- _Work instructions_
Each line of the data must reappear exactly in your answer, with no images included.
[Opening Data excerpts section]
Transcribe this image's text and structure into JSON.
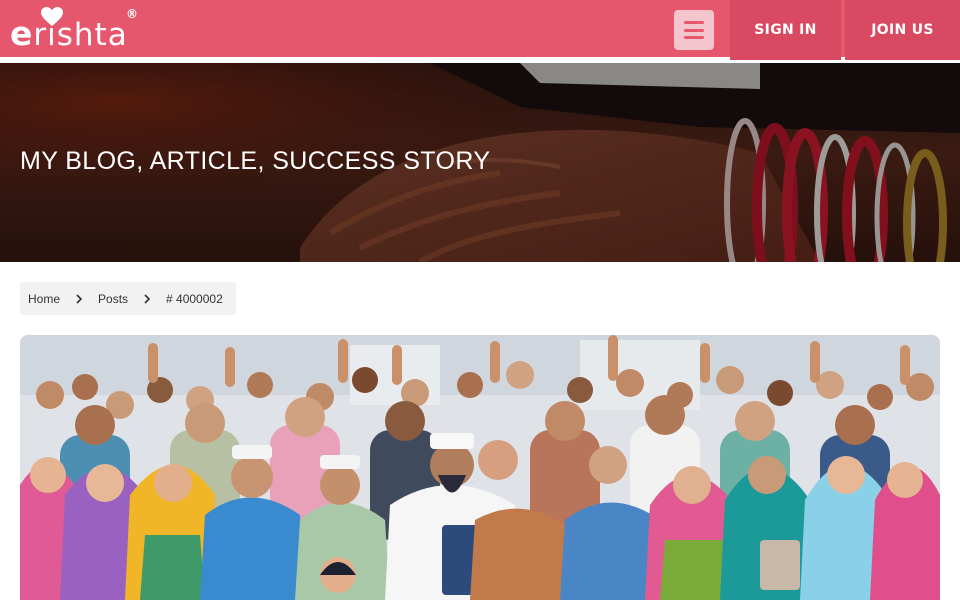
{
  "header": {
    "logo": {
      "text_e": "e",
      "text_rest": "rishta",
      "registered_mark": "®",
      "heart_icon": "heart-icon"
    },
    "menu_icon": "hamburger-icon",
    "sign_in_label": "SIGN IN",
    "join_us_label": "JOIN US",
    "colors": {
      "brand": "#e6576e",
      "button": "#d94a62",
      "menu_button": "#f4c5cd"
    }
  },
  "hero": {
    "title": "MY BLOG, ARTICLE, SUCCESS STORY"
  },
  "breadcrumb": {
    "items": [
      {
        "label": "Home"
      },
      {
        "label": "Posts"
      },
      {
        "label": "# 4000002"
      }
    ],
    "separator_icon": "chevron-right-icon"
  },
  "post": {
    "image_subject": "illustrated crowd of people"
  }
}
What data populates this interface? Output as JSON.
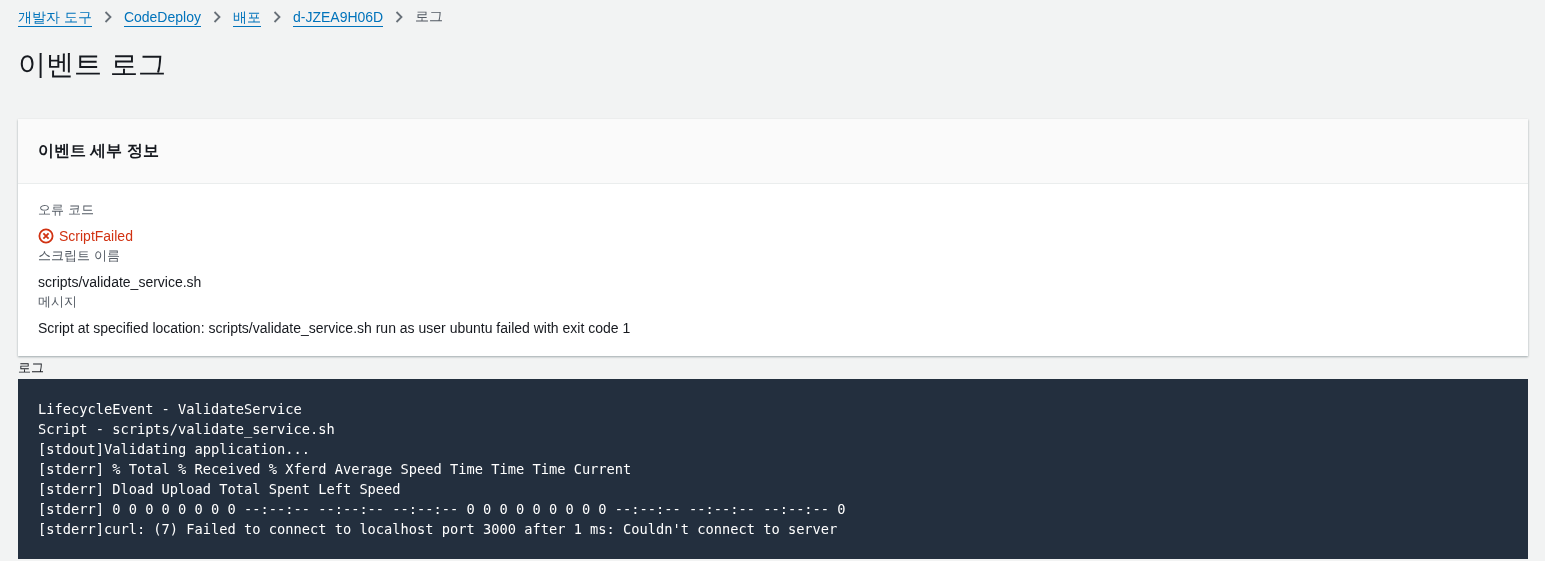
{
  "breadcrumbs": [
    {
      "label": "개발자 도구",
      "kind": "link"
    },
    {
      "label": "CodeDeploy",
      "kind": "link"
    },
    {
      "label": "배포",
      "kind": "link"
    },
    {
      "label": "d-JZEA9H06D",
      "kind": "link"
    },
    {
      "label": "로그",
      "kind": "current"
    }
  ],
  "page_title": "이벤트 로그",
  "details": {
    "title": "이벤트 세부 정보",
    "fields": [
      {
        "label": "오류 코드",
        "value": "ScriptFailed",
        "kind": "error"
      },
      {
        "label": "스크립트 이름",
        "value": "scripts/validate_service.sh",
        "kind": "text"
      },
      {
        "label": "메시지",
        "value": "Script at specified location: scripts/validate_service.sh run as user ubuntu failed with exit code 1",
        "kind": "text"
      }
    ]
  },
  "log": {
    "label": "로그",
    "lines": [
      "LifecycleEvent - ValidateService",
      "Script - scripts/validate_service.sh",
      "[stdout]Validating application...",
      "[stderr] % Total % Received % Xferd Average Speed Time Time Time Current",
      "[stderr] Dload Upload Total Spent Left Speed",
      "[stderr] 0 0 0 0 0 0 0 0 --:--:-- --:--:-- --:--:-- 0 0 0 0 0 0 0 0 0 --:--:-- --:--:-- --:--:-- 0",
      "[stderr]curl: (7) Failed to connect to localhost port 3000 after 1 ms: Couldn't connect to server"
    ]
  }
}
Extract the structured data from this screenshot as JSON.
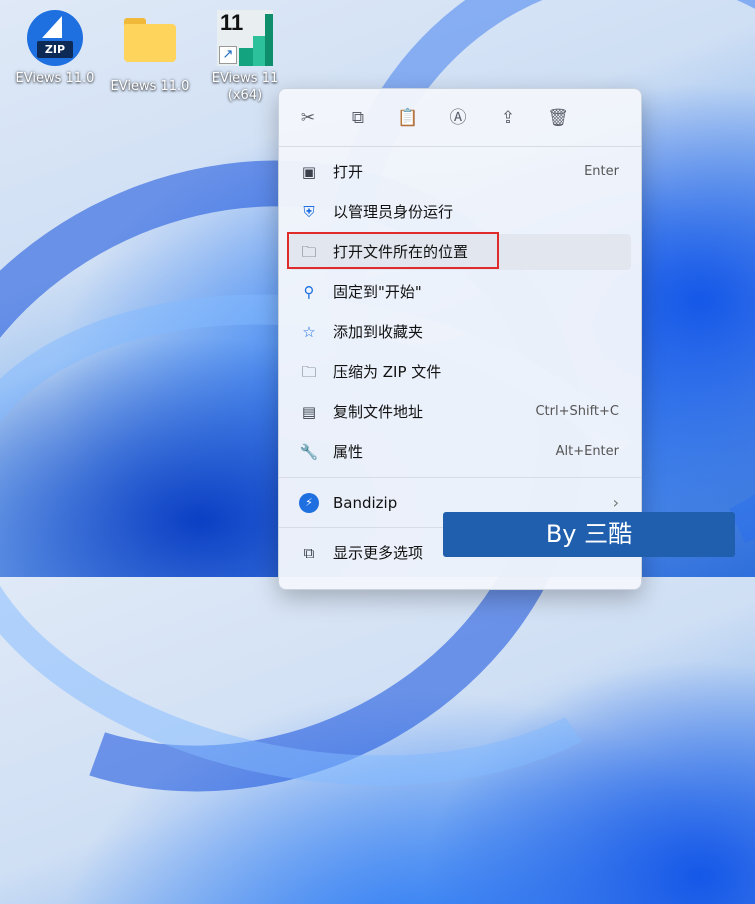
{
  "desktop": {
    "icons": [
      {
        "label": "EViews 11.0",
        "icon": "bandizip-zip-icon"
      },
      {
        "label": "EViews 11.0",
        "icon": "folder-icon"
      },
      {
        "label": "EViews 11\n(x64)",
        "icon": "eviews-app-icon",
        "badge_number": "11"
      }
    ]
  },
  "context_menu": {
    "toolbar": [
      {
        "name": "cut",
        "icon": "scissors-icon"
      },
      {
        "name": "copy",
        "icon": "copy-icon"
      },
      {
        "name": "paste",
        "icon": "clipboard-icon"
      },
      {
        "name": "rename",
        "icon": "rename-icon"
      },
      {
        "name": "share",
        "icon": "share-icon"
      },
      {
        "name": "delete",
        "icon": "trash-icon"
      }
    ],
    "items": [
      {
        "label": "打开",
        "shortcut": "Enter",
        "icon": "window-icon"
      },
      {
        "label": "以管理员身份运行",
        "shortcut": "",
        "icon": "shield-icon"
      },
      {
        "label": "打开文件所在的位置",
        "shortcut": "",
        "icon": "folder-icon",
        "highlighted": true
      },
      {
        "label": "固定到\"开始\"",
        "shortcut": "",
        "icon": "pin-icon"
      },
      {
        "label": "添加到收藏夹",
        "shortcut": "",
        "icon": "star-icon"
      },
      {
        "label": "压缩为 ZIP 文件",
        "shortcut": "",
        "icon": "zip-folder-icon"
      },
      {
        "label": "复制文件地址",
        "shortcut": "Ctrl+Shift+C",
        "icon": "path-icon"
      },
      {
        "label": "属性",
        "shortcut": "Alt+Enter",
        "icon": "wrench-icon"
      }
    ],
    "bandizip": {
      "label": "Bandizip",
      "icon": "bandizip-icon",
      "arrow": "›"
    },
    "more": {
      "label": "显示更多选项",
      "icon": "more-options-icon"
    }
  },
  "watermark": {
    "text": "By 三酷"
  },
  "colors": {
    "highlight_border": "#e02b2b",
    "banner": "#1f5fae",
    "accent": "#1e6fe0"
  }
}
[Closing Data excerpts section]
- _Response to this exercise_
Transcribe this image's text and structure into JSON.
{
  "header": {
    "logo": {
      "text_e": "e",
      "text_rest": "rishta",
      "registered_mark": "®",
      "heart_icon": "heart-icon"
    },
    "menu_icon": "hamburger-icon",
    "sign_in_label": "SIGN IN",
    "join_us_label": "JOIN US",
    "colors": {
      "brand": "#e6576e",
      "button": "#d94a62",
      "menu_button": "#f4c5cd"
    }
  },
  "hero": {
    "title": "MY BLOG, ARTICLE, SUCCESS STORY"
  },
  "breadcrumb": {
    "items": [
      {
        "label": "Home"
      },
      {
        "label": "Posts"
      },
      {
        "label": "# 4000002"
      }
    ],
    "separator_icon": "chevron-right-icon"
  },
  "post": {
    "image_subject": "illustrated crowd of people"
  }
}
What data populates this interface? Output as JSON.
{
  "breadcrumbs": [
    {
      "label": "개발자 도구",
      "kind": "link"
    },
    {
      "label": "CodeDeploy",
      "kind": "link"
    },
    {
      "label": "배포",
      "kind": "link"
    },
    {
      "label": "d-JZEA9H06D",
      "kind": "link"
    },
    {
      "label": "로그",
      "kind": "current"
    }
  ],
  "page_title": "이벤트 로그",
  "details": {
    "title": "이벤트 세부 정보",
    "fields": [
      {
        "label": "오류 코드",
        "value": "ScriptFailed",
        "kind": "error"
      },
      {
        "label": "스크립트 이름",
        "value": "scripts/validate_service.sh",
        "kind": "text"
      },
      {
        "label": "메시지",
        "value": "Script at specified location: scripts/validate_service.sh run as user ubuntu failed with exit code 1",
        "kind": "text"
      }
    ]
  },
  "log": {
    "label": "로그",
    "lines": [
      "LifecycleEvent - ValidateService",
      "Script - scripts/validate_service.sh",
      "[stdout]Validating application...",
      "[stderr] % Total % Received % Xferd Average Speed Time Time Time Current",
      "[stderr] Dload Upload Total Spent Left Speed",
      "[stderr] 0 0 0 0 0 0 0 0 --:--:-- --:--:-- --:--:-- 0 0 0 0 0 0 0 0 0 --:--:-- --:--:-- --:--:-- 0",
      "[stderr]curl: (7) Failed to connect to localhost port 3000 after 1 ms: Couldn't connect to server"
    ]
  }
}
Extract the structured data from this screenshot as JSON.
{
  "desktop": {
    "icons": [
      {
        "label": "EViews 11.0",
        "icon": "bandizip-zip-icon"
      },
      {
        "label": "EViews 11.0",
        "icon": "folder-icon"
      },
      {
        "label": "EViews 11\n(x64)",
        "icon": "eviews-app-icon",
        "badge_number": "11"
      }
    ]
  },
  "context_menu": {
    "toolbar": [
      {
        "name": "cut",
        "icon": "scissors-icon"
      },
      {
        "name": "copy",
        "icon": "copy-icon"
      },
      {
        "name": "paste",
        "icon": "clipboard-icon"
      },
      {
        "name": "rename",
        "icon": "rename-icon"
      },
      {
        "name": "share",
        "icon": "share-icon"
      },
      {
        "name": "delete",
        "icon": "trash-icon"
      }
    ],
    "items": [
      {
        "label": "打开",
        "shortcut": "Enter",
        "icon": "window-icon"
      },
      {
        "label": "以管理员身份运行",
        "shortcut": "",
        "icon": "shield-icon"
      },
      {
        "label": "打开文件所在的位置",
        "shortcut": "",
        "icon": "folder-icon",
        "highlighted": true
      },
      {
        "label": "固定到\"开始\"",
        "shortcut": "",
        "icon": "pin-icon"
      },
      {
        "label": "添加到收藏夹",
        "shortcut": "",
        "icon": "star-icon"
      },
      {
        "label": "压缩为 ZIP 文件",
        "shortcut": "",
        "icon": "zip-folder-icon"
      },
      {
        "label": "复制文件地址",
        "shortcut": "Ctrl+Shift+C",
        "icon": "path-icon"
      },
      {
        "label": "属性",
        "shortcut": "Alt+Enter",
        "icon": "wrench-icon"
      }
    ],
    "bandizip": {
      "label": "Bandizip",
      "icon": "bandizip-icon",
      "arrow": "›"
    },
    "more": {
      "label": "显示更多选项",
      "icon": "more-options-icon"
    }
  },
  "watermark": {
    "text": "By 三酷"
  },
  "colors": {
    "highlight_border": "#e02b2b",
    "banner": "#1f5fae",
    "accent": "#1e6fe0"
  }
}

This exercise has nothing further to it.